◆ Data records for software interfaces ◆
........
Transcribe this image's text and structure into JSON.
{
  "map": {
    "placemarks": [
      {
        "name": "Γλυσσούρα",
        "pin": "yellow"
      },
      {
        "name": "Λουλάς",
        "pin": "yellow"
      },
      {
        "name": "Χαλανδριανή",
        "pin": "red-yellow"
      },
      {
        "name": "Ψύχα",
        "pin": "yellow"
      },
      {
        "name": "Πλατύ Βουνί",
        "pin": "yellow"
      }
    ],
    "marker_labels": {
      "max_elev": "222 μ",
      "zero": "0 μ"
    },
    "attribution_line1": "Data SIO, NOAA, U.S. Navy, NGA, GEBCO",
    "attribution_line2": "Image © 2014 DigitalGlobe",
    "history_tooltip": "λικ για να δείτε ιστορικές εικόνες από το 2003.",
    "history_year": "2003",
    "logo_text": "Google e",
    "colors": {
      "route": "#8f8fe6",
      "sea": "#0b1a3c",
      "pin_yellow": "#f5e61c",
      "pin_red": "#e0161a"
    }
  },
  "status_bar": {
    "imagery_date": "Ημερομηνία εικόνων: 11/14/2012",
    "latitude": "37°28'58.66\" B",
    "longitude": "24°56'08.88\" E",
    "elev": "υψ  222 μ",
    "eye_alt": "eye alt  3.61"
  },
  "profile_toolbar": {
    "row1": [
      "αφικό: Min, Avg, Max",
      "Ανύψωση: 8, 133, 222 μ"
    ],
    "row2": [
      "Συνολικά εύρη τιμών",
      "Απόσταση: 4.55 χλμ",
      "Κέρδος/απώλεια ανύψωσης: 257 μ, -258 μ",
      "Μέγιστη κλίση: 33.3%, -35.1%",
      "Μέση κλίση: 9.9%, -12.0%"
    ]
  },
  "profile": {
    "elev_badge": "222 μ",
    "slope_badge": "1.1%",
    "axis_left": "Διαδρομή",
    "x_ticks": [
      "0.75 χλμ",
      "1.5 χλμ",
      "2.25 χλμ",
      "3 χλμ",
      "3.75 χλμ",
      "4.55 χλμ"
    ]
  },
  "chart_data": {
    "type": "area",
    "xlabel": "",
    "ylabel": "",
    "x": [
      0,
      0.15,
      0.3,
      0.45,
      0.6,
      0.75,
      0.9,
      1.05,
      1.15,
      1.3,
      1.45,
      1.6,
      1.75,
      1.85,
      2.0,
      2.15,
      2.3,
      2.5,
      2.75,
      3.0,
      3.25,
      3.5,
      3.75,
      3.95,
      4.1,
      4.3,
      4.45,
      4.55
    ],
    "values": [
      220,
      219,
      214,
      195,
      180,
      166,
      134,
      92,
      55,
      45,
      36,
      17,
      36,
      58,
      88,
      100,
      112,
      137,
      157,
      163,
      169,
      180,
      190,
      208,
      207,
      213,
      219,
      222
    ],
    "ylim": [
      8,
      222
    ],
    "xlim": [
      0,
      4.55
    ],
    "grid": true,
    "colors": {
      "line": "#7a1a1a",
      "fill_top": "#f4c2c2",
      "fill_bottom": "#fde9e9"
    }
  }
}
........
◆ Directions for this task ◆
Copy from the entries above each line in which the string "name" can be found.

◆ Task result ◆
        "name": "Γλυσσούρα",
        "name": "Λουλάς",
        "name": "Χαλανδριανή",
        "name": "Ψύχα",
        "name": "Πλατύ Βουνί",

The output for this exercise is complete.